“That’s an experience within itself,” Lucas said. “I’m one of those coaches that don’t have a dislike for Trinity or St. X. ... They just operate within the rules and their guidelines. I think they’re both first-class operations. I enjoyed bumping heads with ’em.”
Lucas’ wife, Dyonne, is a Mount Sterling native and University of Kentucky graduate, so returning to the area made sense in more ways than one. His track record of high-school success — he led Boulder (Colo.) to a state title before coming to Bryan Station — combined with his educational acumen (he holds a PhD in leadership and management) makes buying Clark County stock an attractive option.
“I’m excited. There’s talent there at GRC,” Lucas said. “They’re walking the halls, they’re there. It’s my job to get everybody out and get everybody excited about the program once again.”
▪ Central Coach Ty Scroggins, who won five state titles, resigned last week but will continue teaching at the school. Scroggins told the Courier-Journal that he came to the decision after wanting to watch his twins, son Jayden and daughter Jordan, play sports in high school beginning next season.
“I want to spend more time with them and do the things a dad should do with kids going into high school,” Scroggins told the paper. “I can’t teach a full load and be a full-time head coach, and teaching is what pays the bills. Something had to go, and I guess it was time for football.”
Scroggins was the first black coach to win a state football title. He went 101-43 in 10 seasons with the Yellowjackets and did not rule out a return to coaching.
“I’m not retiring, just resigning,” Scroggins told the paper. “In five years after my kids graduate from high school, would I consider coming back to Central? Heck, yeah. I would love that.”
▪ Ryle star Tanner Morgan, who this season became the 10th quarterback to pass for 10,000 yards or more in state history, will follow PJ Fleck to the University of Minnesota. Morgan was originally committed to Western Michigan, where Fleck had coached for four seasons before taking the Gophers job last Friday.
▪ Louisville Christian standout Jacob Paulson will be joining Morgan at Minnesota. Paulson, a tight end who helped lead the Centurions to their first state championship in December, decommitted from Western Kentucky University during the season.

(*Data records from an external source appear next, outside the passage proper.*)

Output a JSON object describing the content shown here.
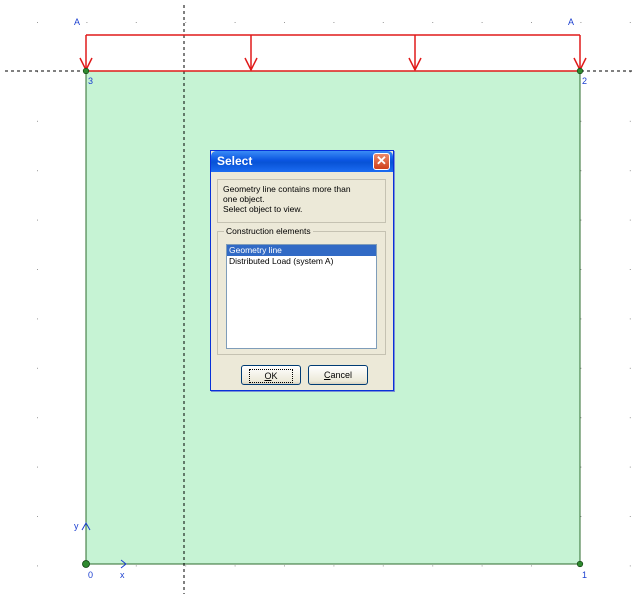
{
  "scene": {
    "fill_color": "#c6f3d4",
    "load_color": "#e01a1a",
    "node_color": "#2f8a2f",
    "guide_color": "#000000",
    "load_system_labels": [
      "A",
      "A"
    ],
    "node_labels": [
      "0",
      "1",
      "2",
      "3"
    ],
    "axis_labels": {
      "x": "x",
      "y": "y"
    }
  },
  "dialog": {
    "title": "Select",
    "message": [
      "Geometry line contains more than",
      "one object.",
      "Select object to view."
    ],
    "group_label": "Construction elements",
    "items": [
      "Geometry line",
      "Distributed Load (system A)"
    ],
    "selected_index": 0,
    "ok_label": "OK",
    "cancel_label": "Cancel"
  }
}
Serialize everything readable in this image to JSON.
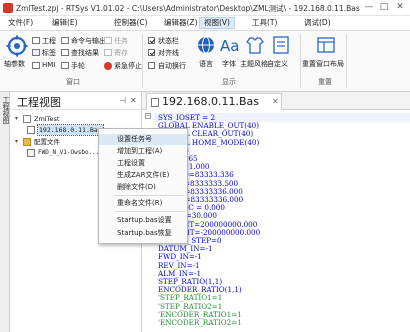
{
  "window": {
    "title": "ZmlTest.zpj - RTSys V1.01.02 - C:\\Users\\Administrator\\Desktop\\ZML测试\\ - 192.168.0.11.Bas",
    "minimize_glyph": "—",
    "restore_glyph": "□",
    "close_glyph": "✕"
  },
  "menu": [
    "文件(F)",
    "编辑(E)",
    "控制器(C)",
    "编辑器(Z)",
    "视图(V)",
    "工具(T)",
    "调试(D)"
  ],
  "ribbon": {
    "window_group": {
      "title": "窗口",
      "big_button": "轴参数",
      "items": [
        "工程",
        "命令与输出",
        "任务",
        "标签",
        "查找结果",
        "寄存",
        "HMI",
        "手轮",
        "紧急停止"
      ]
    },
    "display_group": {
      "title": "显示",
      "checkboxes": [
        "状态栏",
        "对齐线",
        "自动换行"
      ],
      "buttons": [
        "语言",
        "字体",
        "主题风格",
        "自定义"
      ]
    },
    "reset_group": {
      "title": "重置",
      "buttons": [
        "重置窗口布局"
      ]
    }
  },
  "left_tab": "工程视图",
  "panel": {
    "title": "工程视图",
    "pin_glyph": "⊣",
    "close_glyph": "✕",
    "tree": [
      {
        "label": "ZmlTest",
        "level": 0,
        "twist": "▾"
      },
      {
        "label": "192.168.0.11.Bas",
        "level": 1,
        "selected": true
      },
      {
        "label": "配置文件",
        "level": 0,
        "twist": "▾"
      },
      {
        "label": "FWD_N_V1-Owsbo...",
        "level": 1
      }
    ]
  },
  "context_menu": {
    "items": [
      "设置任务号",
      "增加到工程(A)",
      "工程设置",
      "生成ZAR文件(E)",
      "删除文件(D)",
      "重命名文件(R)",
      "Startup.bas设置",
      "Startup.bas恢复"
    ],
    "highlighted_index": 0
  },
  "editor": {
    "tab_label": "192.168.0.11.Bas",
    "tab_close": "✕",
    "fold_glyph": "−",
    "lines": [
      {
        "text": "SYS_IOSET = 2"
      },
      {
        "text": "GLOBAL ENABLE_OUT(40)"
      },
      {
        "text": "GLOBAL CLEAR_OUT(40)"
      },
      {
        "text": "GLOBAL HOME_MODE(40)"
      },
      {
        "text": "BASE(0)"
      },
      {
        "text": "ATYPE=65"
      },
      {
        "text": "UNITS=1.000"
      },
      {
        "text": "LSPEED=83333.336"
      },
      {
        "text": "SPEED=8333333.500"
      },
      {
        "text": "ACCEL=83333336.000"
      },
      {
        "text": "DECEL=83333336.000"
      },
      {
        "text": "FASTDEC = 0.000"
      },
      {
        "text": "SRAMP=30.000"
      },
      {
        "text": "FS_LIMIT=200000000.000"
      },
      {
        "text": "RS_LIMIT=-200000000.000"
      },
      {
        "text": "INVERT_STEP=0"
      },
      {
        "text": "DATUM_IN=-1"
      },
      {
        "text": "FWD_IN=-1"
      },
      {
        "text": "REV_IN=-1"
      },
      {
        "text": "ALM_IN=-1"
      },
      {
        "text": "STEP_RATIO(1,1)"
      },
      {
        "text": "ENCODER_RATIO(1,1)"
      },
      {
        "text": "'STEP_RATIO1=1",
        "comment": true
      },
      {
        "text": "'STEP_RATIO2=1",
        "comment": true
      },
      {
        "text": "'ENCODER_RATIO1=1",
        "comment": true
      },
      {
        "text": "'ENCODER_RATIO2=1",
        "comment": true
      }
    ]
  },
  "colors": {
    "keyword_blue": "#0000d8",
    "comment_green": "#1f8f3a",
    "ribbon_accent": "#2a66c4",
    "logo_red": "#d9362b"
  }
}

▪ North Oldham kicker Jakson Wine won the Ray Guy Prokicker.com National Championship as a kickoff specialist following a yearlong competition that took place at special teams events across the country. Wine, who ranked first in the nation with an average kickoff distance of 70 yards, has accepted a preferred walk-on spot at the University of Louisville.
▪ 247Sports named Scott County sophomore Bryan Hudson to the second team offense for its U.S. Army National Combine team. Hudson, a 6-foot-4, 250-pound offensive tackle, has offers from UK and Louisville.
▪ West Jessamine head coach Yancey Marcum was let go after four seasons with the school. He was 9-33 with the Colts.